Here’s a funny story. It’s been rumored that drummer Robert Allan (the mustachio dude on the right) was never an official member. Their record company at the time forced Dave McGuire to give up the drum seat.
This is the Forgotten Rebels finest hour. Their ‘Ziggy Stardust’ if you will.”[Mofoking]
“1984 second album by the ultra-cult ’80s NY rocker Justin Trouble. Only once out of a hundred times is the “undiscovered gem” tag appropriate… and this is the one. A lost treasure of early ’80s New York, the perfect blend of Johnny Thunders’s deconstructed raunch ‘n’ roll, the Modern Lovers’ romance rock, Alex Chilton’s twisted productions, and some deranged paisley-pop from an unknown planet. Justin Love (Trouble), the best kept secret in rock ‘n’ roll!”
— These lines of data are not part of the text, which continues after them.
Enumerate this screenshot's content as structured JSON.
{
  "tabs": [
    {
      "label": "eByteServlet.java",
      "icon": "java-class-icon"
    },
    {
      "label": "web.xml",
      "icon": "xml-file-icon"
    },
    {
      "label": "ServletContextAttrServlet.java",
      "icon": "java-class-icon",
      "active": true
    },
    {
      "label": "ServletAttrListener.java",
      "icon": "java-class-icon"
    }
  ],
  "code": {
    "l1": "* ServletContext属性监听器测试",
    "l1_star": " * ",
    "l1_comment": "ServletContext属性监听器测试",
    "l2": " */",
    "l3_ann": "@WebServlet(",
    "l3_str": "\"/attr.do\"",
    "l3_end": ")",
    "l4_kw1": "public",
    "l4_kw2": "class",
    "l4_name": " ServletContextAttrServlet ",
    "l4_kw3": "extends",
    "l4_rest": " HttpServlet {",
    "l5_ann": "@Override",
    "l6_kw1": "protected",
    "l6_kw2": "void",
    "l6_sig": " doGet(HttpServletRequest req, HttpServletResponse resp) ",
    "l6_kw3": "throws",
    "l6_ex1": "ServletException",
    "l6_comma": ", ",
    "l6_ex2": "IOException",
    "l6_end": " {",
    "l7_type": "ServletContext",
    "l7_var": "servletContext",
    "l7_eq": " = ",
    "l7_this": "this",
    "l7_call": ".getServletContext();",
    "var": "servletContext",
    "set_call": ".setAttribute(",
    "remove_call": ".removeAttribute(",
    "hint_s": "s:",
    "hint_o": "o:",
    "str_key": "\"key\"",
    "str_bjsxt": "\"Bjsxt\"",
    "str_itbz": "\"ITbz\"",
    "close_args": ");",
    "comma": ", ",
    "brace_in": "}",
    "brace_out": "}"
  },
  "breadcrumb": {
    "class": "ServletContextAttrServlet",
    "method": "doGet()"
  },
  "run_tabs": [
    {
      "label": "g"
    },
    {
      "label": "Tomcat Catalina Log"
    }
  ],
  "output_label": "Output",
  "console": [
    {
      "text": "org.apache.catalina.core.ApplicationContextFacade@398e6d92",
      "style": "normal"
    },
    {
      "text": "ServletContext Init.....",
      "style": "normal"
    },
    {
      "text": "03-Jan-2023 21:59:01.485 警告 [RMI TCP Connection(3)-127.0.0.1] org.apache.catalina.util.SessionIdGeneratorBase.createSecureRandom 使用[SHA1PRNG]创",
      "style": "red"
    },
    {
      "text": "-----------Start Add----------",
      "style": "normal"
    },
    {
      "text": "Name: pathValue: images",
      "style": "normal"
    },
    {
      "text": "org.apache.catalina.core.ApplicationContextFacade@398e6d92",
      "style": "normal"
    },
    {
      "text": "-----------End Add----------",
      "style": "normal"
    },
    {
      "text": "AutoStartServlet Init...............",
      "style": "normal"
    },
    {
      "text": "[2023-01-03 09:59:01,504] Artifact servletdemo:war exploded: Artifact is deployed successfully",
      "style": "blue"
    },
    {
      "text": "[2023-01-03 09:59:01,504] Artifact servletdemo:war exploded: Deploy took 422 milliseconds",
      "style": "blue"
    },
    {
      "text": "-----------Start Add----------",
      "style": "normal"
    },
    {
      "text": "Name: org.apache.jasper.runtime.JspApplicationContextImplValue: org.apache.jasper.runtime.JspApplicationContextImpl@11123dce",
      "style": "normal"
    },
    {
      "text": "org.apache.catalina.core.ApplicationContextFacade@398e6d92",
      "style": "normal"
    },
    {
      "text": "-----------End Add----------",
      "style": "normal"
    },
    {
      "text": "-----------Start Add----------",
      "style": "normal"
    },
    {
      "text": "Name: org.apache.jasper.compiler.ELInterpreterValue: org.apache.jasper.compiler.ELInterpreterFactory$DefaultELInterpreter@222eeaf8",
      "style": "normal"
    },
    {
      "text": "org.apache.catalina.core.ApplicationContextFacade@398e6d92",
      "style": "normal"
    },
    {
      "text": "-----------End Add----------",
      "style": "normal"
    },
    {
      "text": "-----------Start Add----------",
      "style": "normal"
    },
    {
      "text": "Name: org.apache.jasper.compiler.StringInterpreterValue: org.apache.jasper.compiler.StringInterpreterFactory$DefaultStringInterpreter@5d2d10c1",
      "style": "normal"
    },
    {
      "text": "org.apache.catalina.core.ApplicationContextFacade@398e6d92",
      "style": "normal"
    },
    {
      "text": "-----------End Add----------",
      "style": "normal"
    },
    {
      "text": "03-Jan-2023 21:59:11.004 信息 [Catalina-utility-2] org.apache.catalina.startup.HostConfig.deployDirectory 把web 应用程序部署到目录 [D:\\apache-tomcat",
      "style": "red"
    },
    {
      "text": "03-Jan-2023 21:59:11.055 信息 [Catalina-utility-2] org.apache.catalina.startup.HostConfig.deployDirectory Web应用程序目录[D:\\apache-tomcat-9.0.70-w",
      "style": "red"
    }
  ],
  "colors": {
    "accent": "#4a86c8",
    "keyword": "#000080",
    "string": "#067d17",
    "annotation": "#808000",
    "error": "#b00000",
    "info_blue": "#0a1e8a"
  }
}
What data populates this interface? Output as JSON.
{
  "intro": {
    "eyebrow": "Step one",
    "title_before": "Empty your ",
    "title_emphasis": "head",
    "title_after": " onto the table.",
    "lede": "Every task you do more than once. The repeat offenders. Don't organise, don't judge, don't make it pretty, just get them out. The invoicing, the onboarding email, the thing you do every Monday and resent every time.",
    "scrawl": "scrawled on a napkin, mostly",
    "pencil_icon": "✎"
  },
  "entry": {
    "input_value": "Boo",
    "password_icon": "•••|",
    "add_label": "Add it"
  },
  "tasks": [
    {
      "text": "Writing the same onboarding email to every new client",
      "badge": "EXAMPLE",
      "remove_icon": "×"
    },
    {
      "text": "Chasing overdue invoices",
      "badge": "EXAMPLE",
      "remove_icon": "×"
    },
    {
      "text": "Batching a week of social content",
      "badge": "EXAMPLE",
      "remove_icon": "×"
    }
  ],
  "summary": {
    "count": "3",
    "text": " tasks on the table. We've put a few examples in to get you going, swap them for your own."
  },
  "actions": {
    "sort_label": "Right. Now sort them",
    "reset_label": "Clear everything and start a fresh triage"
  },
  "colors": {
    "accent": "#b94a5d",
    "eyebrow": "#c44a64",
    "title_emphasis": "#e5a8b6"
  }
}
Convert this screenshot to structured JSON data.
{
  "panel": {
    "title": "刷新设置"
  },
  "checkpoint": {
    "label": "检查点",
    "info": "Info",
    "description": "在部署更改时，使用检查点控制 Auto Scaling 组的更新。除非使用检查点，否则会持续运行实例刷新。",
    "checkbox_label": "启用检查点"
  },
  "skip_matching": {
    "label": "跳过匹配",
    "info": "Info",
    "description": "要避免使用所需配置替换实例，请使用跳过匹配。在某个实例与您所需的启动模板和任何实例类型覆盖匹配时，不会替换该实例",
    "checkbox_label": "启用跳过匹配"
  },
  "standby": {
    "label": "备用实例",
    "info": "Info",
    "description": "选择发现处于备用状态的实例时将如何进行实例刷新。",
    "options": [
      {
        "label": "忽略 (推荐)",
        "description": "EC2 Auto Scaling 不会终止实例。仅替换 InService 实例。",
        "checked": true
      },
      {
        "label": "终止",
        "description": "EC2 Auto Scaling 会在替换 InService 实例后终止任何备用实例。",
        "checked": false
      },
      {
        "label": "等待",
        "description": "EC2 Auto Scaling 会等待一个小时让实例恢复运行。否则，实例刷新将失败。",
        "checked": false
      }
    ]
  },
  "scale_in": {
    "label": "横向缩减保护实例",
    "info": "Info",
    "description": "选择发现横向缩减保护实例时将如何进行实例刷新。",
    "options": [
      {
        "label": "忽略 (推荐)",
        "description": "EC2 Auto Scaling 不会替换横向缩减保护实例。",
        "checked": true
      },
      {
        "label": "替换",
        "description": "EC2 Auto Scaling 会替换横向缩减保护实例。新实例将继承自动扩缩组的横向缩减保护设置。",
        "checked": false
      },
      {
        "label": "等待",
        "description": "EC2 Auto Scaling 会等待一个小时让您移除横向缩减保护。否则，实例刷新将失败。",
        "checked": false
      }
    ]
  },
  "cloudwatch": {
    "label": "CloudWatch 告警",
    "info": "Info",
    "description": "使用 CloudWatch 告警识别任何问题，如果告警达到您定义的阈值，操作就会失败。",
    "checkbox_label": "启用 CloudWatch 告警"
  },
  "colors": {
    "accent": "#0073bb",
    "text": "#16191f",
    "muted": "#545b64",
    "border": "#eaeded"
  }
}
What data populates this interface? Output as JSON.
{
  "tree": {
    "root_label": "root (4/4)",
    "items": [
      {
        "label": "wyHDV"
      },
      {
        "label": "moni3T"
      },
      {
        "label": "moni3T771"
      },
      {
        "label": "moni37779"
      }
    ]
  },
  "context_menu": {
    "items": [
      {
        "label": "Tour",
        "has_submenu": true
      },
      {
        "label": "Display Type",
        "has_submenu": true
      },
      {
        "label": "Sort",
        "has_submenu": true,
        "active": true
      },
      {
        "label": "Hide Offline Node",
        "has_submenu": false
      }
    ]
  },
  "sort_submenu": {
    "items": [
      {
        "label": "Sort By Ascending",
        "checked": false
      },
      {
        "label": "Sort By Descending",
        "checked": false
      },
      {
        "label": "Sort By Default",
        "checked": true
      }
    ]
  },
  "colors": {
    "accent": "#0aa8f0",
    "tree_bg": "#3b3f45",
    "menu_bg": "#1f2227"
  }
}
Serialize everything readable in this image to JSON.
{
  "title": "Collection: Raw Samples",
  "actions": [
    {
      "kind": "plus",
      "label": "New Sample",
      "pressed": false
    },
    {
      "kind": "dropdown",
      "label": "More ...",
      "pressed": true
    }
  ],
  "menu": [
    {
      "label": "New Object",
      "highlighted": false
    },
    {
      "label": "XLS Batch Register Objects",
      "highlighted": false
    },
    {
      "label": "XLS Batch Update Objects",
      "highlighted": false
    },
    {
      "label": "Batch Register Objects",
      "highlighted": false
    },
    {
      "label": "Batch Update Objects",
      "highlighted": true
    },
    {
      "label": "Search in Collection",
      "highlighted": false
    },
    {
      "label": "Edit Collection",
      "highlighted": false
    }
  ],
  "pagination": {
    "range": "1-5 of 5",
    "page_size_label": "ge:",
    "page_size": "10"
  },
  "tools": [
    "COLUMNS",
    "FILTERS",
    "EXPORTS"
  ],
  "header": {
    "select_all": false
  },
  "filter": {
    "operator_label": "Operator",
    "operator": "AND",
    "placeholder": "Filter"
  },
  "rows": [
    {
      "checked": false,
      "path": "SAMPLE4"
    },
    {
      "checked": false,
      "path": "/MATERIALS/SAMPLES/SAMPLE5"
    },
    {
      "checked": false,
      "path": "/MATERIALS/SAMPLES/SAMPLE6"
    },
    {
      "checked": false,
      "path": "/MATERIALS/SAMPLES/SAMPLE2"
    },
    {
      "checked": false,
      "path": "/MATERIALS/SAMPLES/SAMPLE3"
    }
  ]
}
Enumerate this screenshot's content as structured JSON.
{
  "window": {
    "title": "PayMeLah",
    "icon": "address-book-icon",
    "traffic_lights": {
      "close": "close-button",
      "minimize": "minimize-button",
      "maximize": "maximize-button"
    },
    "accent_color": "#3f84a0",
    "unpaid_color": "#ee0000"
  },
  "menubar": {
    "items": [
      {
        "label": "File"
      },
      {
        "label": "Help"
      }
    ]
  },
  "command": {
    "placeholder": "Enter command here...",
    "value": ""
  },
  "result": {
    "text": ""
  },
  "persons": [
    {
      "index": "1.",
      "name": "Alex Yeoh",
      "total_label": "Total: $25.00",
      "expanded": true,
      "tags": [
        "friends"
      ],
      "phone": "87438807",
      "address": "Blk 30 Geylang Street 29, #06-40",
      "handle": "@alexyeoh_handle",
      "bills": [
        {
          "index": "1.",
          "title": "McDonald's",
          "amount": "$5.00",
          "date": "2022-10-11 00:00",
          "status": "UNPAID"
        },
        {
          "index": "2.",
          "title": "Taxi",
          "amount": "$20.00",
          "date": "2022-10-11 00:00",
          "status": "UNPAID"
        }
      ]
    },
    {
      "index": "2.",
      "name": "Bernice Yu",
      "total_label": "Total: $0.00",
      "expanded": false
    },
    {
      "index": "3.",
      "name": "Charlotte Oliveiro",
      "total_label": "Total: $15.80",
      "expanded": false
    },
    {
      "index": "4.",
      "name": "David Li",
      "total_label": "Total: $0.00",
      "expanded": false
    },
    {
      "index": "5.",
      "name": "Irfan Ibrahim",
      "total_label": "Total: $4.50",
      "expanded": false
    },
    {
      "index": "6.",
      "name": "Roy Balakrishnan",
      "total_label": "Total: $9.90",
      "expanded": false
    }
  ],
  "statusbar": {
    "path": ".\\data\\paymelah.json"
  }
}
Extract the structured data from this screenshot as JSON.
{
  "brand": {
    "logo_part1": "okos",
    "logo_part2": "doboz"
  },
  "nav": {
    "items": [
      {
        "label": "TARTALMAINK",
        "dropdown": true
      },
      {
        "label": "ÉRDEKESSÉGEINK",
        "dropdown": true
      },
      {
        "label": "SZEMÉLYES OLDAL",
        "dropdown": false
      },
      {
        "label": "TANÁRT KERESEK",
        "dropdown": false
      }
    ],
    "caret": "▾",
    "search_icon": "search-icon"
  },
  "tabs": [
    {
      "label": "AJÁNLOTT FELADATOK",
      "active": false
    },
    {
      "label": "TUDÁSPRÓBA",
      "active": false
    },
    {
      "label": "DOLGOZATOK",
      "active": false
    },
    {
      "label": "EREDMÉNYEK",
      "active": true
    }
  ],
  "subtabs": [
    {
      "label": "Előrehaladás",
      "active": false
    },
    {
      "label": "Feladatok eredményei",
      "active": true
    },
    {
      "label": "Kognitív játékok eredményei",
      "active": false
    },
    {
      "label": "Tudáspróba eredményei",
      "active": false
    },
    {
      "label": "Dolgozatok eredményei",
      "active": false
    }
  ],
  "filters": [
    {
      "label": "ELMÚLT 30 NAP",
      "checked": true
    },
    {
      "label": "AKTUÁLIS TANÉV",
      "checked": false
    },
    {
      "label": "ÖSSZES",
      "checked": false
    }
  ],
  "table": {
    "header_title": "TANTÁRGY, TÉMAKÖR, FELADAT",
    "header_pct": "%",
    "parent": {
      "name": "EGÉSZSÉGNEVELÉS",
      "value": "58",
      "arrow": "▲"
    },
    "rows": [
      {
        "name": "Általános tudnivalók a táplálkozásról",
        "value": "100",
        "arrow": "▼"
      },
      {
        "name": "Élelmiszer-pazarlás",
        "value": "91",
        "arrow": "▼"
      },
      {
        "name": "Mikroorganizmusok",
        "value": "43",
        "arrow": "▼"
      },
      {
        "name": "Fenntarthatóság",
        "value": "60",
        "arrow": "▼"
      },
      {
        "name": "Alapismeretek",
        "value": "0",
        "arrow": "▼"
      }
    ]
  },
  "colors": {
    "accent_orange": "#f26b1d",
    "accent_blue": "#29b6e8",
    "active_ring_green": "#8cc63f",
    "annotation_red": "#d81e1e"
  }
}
Back by popular demand, this became one of the most favorite Surfadelic comp. kinda like a classic!
“Thee BEST Punk Rock collection of the 21st century! Mostly consist of my favorite U.K. & U.S. punk groups from 70’s & 80’s, there are few from Australia [The Victims, Fun Things] and one from EU [The Kids from Belgium]. Some of these stuff are more high-octane rock’n’roll than punk [anyway, the attitude is right] but that’s the way I like it and that’s the way it is. Feel Lucky Punk? Dig!!!